As the hour of his much-anticipated announcement approached, however, both sides sought to give the president some last-minute advice.
"If the president comes out with [a] decision short of the one that we hope he will make, it will be my expectation that we will schedule legislation sometime this fall … to fully fund stem-cell research," Senate Majority Leader Tom Daschle, D-S.D., told reporters on Capitol Hill.
"To the president we say, 'Do not reduce human life to laboratory rats.' To the president we say, 'Do not use human life to fulfill scientific experiment,'" the Rev. Patrick Mahoney, director of the Christian Defense Coalition, said at a demonstration outside the White House.

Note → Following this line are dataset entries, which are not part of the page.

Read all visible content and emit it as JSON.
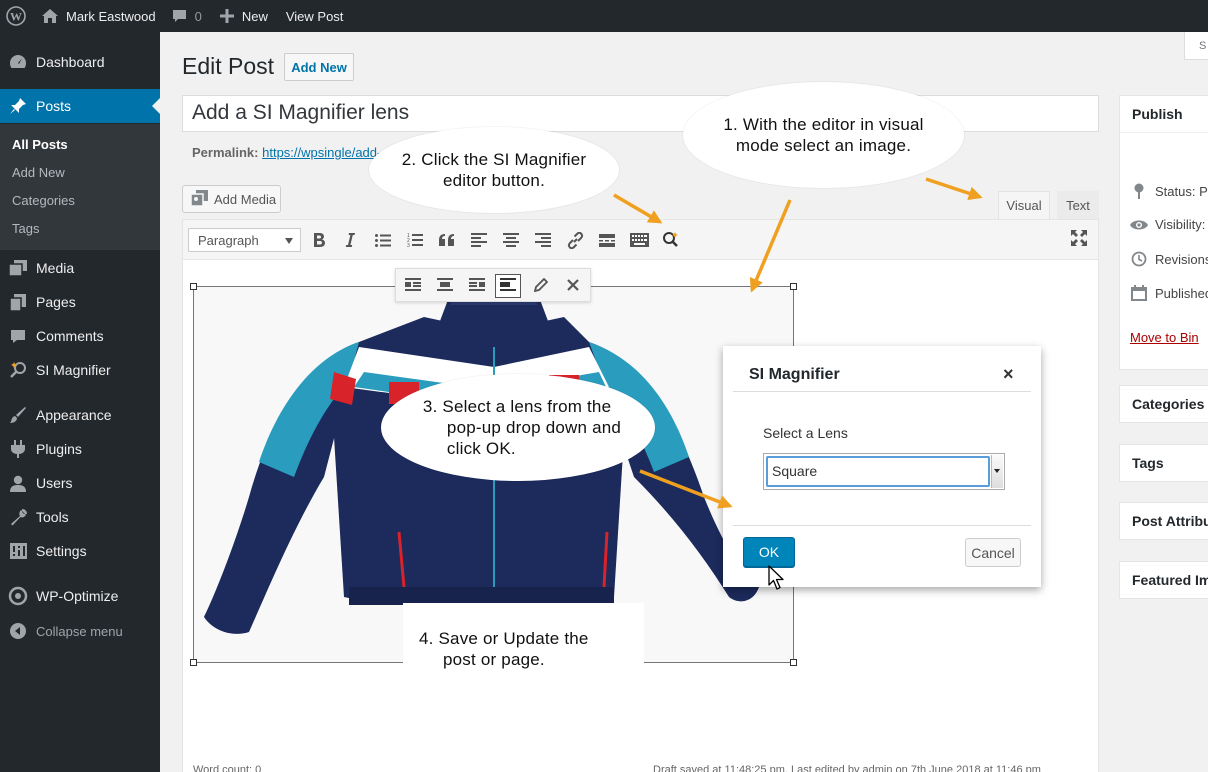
{
  "admin_bar": {
    "site_name": "Mark Eastwood",
    "comments_count": "0",
    "new_label": "New",
    "view_post_label": "View Post"
  },
  "sidebar": {
    "items": [
      {
        "label": "Dashboard",
        "icon": "dashboard-icon"
      },
      {
        "label": "Posts",
        "icon": "pin-icon",
        "current": true
      },
      {
        "label": "Media",
        "icon": "media-icon"
      },
      {
        "label": "Pages",
        "icon": "pages-icon"
      },
      {
        "label": "Comments",
        "icon": "comment-icon"
      },
      {
        "label": "SI Magnifier",
        "icon": "magnifier-icon"
      },
      {
        "label": "Appearance",
        "icon": "brush-icon"
      },
      {
        "label": "Plugins",
        "icon": "plug-icon"
      },
      {
        "label": "Users",
        "icon": "user-icon"
      },
      {
        "label": "Tools",
        "icon": "wrench-icon"
      },
      {
        "label": "Settings",
        "icon": "settings-icon"
      },
      {
        "label": "WP-Optimize",
        "icon": "optimize-icon"
      }
    ],
    "submenu": [
      "All Posts",
      "Add New",
      "Categories",
      "Tags"
    ],
    "collapse_label": "Collapse menu"
  },
  "screen_options_label": "S",
  "page": {
    "heading": "Edit Post",
    "add_new_label": "Add New",
    "post_title": "Add a SI Magnifier lens",
    "permalink_label": "Permalink:",
    "permalink_url": "https://wpsingle/add-..."
  },
  "editor": {
    "add_media_label": "Add Media",
    "tab_visual": "Visual",
    "tab_text": "Text",
    "format_value": "Paragraph",
    "word_count": "Word count: 0",
    "draft_status": "Draft saved at 11:48:25 pm. Last edited by admin on 7th June 2018 at 11:46 pm"
  },
  "side_panel": {
    "publish_title": "Publish",
    "status_label": "Status: Pu",
    "visibility_label": "Visibility:",
    "revisions_label": "Revisions",
    "published_label": "Published",
    "move_to_bin": "Move to Bin",
    "boxes": [
      "Categories",
      "Tags",
      "Post Attribu",
      "Featured Im"
    ]
  },
  "modal": {
    "title": "SI Magnifier",
    "close": "×",
    "select_label": "Select a Lens",
    "select_value": "Square",
    "ok_label": "OK",
    "cancel_label": "Cancel"
  },
  "annotations": {
    "step1": [
      "1. With the editor in visual",
      "mode select an image."
    ],
    "step2": [
      "2. Click the SI Magnifier",
      "editor button."
    ],
    "step3": [
      "3. Select a lens from the",
      "pop-up drop down and",
      "click OK."
    ],
    "step4": [
      "4. Save or Update the",
      "post or page."
    ]
  },
  "colors": {
    "admin_bg": "#23282d",
    "accent_blue": "#0073aa",
    "arrow_orange": "#f0a020",
    "ok_button": "#0085ba"
  }
}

Mahoney said if the president has decided to abandon the position he took during the 2000 campaign, "he is writing his own script for being a one-term president — Mr. Bush will lose a major constituency."
Key Supporter ‘Comfortable’ With Bush Decision
The issue had divided the president's political party as well as many of his own advisers. Health and Human Services Secretary Tommy Thompson was a strong supporter of stem-cell research as governor of Wisconsin and had urged the president to approve federal funding. But chief political adviser Karl Rove warned Bush that doing so risked alienating his conservative political base as well as many Catholics, a key group of swing voters.
Thompson appeared to suggest today that Bush has not decided to ban federal funding.
"I'm fairly comfortable with the decision that the president is going to make," he said in an interview with ABCNEWS' Good Morning America. "And I'm confident that the American people will be as well."
Administration officials said previously that Bush had been exploring a possible compromise on the issue — a policy that would allow funding for the controversial research, but with certain restrictions.
Bush's most comprehensive remarks so far on stem-cell research came during his trip to Europe last month.
"I take this issue very seriously, because it is an issue that, on the one hand, deals with so much hope — hope that perhaps through research and development we'll be able to save lives," he said at a July 23 news conference in Rome."[But,] it's also an issue that has got serious moral implications."
Bush will make his announcement tonight from his ranch in Crawford, Texas, where he is spending the bulk of a monthlong working vacation.